HOW TO COMPLETE THIS TASK |
Copy each line of the data that has "Pixels" in it.
[EXERCISE INPUT Boundary: Start]
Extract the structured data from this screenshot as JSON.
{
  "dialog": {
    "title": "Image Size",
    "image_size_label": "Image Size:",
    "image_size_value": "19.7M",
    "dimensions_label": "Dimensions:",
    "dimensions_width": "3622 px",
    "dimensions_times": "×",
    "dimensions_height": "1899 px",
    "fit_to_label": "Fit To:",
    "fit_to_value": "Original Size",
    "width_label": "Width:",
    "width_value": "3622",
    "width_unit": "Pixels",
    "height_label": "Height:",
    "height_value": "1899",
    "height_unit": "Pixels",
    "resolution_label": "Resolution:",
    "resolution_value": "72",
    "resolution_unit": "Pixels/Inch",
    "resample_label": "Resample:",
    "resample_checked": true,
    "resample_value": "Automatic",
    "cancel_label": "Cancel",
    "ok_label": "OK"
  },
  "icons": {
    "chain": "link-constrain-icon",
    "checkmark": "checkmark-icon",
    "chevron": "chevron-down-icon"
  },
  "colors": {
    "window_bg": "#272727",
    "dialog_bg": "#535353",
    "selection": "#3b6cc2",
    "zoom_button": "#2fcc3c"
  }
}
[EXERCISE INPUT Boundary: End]
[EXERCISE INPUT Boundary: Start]
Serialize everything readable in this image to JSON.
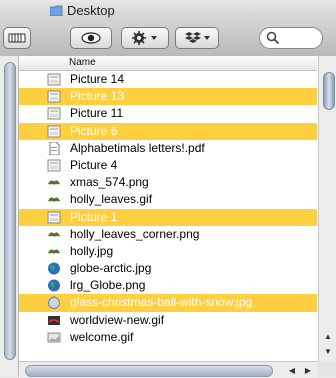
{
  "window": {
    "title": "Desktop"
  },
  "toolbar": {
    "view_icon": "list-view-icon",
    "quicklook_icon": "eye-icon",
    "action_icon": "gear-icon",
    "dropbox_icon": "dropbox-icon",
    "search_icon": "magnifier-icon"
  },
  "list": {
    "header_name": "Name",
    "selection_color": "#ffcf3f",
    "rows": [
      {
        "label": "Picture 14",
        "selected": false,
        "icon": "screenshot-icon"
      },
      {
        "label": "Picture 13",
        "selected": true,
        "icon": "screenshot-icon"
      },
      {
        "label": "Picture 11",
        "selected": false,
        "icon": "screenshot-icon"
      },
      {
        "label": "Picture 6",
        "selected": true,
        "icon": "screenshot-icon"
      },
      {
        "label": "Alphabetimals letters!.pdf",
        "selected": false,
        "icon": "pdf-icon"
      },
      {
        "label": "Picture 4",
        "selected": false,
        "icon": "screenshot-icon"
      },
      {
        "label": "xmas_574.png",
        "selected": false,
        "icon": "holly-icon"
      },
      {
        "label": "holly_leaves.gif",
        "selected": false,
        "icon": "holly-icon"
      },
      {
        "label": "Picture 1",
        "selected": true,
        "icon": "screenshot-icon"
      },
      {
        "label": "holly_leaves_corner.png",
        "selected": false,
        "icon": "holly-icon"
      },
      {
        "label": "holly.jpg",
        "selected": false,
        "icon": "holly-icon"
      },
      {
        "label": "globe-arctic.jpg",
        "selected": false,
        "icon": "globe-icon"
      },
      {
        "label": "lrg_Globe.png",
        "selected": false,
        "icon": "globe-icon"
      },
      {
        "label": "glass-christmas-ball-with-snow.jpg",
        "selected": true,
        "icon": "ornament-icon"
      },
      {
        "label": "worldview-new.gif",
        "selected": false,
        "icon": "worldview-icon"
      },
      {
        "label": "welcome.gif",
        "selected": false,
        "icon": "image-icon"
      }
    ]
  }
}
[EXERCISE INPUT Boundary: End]
EXERCISE RESULT |
    "width_unit": "Pixels",
    "height_unit": "Pixels",
    "resolution_unit": "Pixels/Inch",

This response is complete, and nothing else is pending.